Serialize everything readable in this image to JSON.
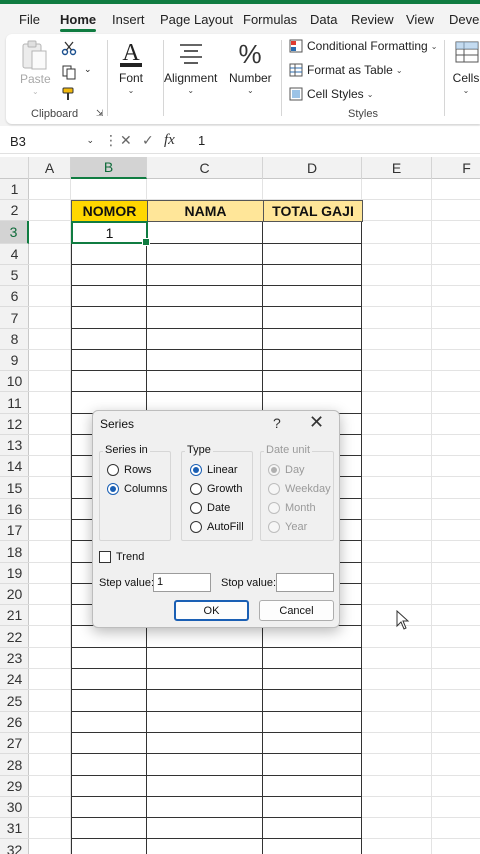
{
  "menu": {
    "tabs": [
      "File",
      "Home",
      "Insert",
      "Page Layout",
      "Formulas",
      "Data",
      "Review",
      "View",
      "Devel"
    ],
    "active": "Home"
  },
  "ribbon": {
    "clipboard": {
      "paste": "Paste",
      "label": "Clipboard"
    },
    "font": {
      "label": "Font"
    },
    "alignment": {
      "label": "Alignment"
    },
    "number": {
      "label": "Number"
    },
    "styles": {
      "conditional_formatting": "Conditional Formatting",
      "format_as_table": "Format as Table",
      "cell_styles": "Cell Styles",
      "label": "Styles"
    },
    "cells": {
      "label": "Cells"
    }
  },
  "formula_bar": {
    "name_box": "B3",
    "fx": "fx",
    "value": "1"
  },
  "grid": {
    "columns": [
      "A",
      "B",
      "C",
      "D",
      "E",
      "F"
    ],
    "selected_column": "B",
    "rows": [
      "1",
      "2",
      "3",
      "4",
      "5",
      "6",
      "7",
      "8",
      "9",
      "10",
      "11",
      "12",
      "13",
      "14",
      "15",
      "16",
      "17",
      "18",
      "19",
      "20",
      "21",
      "22",
      "23",
      "24",
      "25",
      "26",
      "27",
      "28",
      "29",
      "30",
      "31",
      "32"
    ],
    "selected_row": "3",
    "headers": {
      "nomor": "NOMOR",
      "nama": "NAMA",
      "total_gaji": "TOTAL GAJI"
    },
    "b3_value": "1"
  },
  "dialog": {
    "title": "Series",
    "help": "?",
    "close": "✕",
    "series_in": {
      "legend": "Series in",
      "rows": "Rows",
      "columns": "Columns",
      "selected": "Columns"
    },
    "type": {
      "legend": "Type",
      "linear": "Linear",
      "growth": "Growth",
      "date": "Date",
      "autofill": "AutoFill",
      "selected": "Linear"
    },
    "date_unit": {
      "legend": "Date unit",
      "day": "Day",
      "weekday": "Weekday",
      "month": "Month",
      "year": "Year",
      "selected": "Day",
      "enabled": false
    },
    "trend": {
      "label": "Trend",
      "checked": false
    },
    "step_value": {
      "label": "Step value:",
      "value": "1"
    },
    "stop_value": {
      "label": "Stop value:",
      "value": ""
    },
    "ok": "OK",
    "cancel": "Cancel"
  },
  "colors": {
    "accent": "#107c41",
    "header_yellow": "#ffd700",
    "header_light_yellow": "#ffe699",
    "radio_selected": "#1a5fb4"
  }
}
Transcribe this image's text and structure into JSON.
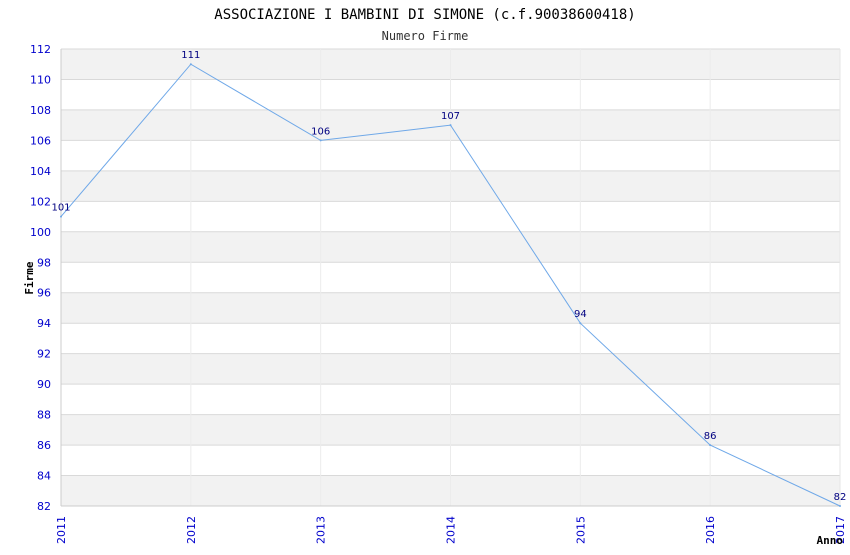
{
  "chart_data": {
    "type": "line",
    "title": "ASSOCIAZIONE I BAMBINI DI SIMONE (c.f.90038600418)",
    "subtitle": "Numero Firme",
    "xlabel": "Anno",
    "ylabel": "Firme",
    "x": [
      "2011",
      "2012",
      "2013",
      "2014",
      "2015",
      "2016",
      "2017"
    ],
    "series": [
      {
        "values": [
          101,
          111,
          106,
          107,
          94,
          86,
          82
        ]
      }
    ],
    "ylim": [
      82,
      112
    ],
    "yticks": [
      82,
      84,
      86,
      88,
      90,
      92,
      94,
      96,
      98,
      100,
      102,
      104,
      106,
      108,
      110,
      112
    ],
    "grid": true,
    "colors": {
      "line": "#6fa8e8",
      "data_label": "#000080",
      "tick_label": "#0000cc",
      "band": "#f2f2f2",
      "grid": "#d9d9d9",
      "title": "#000000"
    }
  }
}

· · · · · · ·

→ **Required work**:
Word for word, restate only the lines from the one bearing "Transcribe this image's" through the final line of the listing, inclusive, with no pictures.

→ **Result of the task**:
Transcribe this image's text and structure into JSON.
{
  "chart_data": {
    "type": "line",
    "title": "ASSOCIAZIONE I BAMBINI DI SIMONE (c.f.90038600418)",
    "subtitle": "Numero Firme",
    "xlabel": "Anno",
    "ylabel": "Firme",
    "x": [
      "2011",
      "2012",
      "2013",
      "2014",
      "2015",
      "2016",
      "2017"
    ],
    "series": [
      {
        "values": [
          101,
          111,
          106,
          107,
          94,
          86,
          82
        ]
      }
    ],
    "ylim": [
      82,
      112
    ],
    "yticks": [
      82,
      84,
      86,
      88,
      90,
      92,
      94,
      96,
      98,
      100,
      102,
      104,
      106,
      108,
      110,
      112
    ],
    "grid": true,
    "colors": {
      "line": "#6fa8e8",
      "data_label": "#000080",
      "tick_label": "#0000cc",
      "band": "#f2f2f2",
      "grid": "#d9d9d9",
      "title": "#000000"
    }
  }
}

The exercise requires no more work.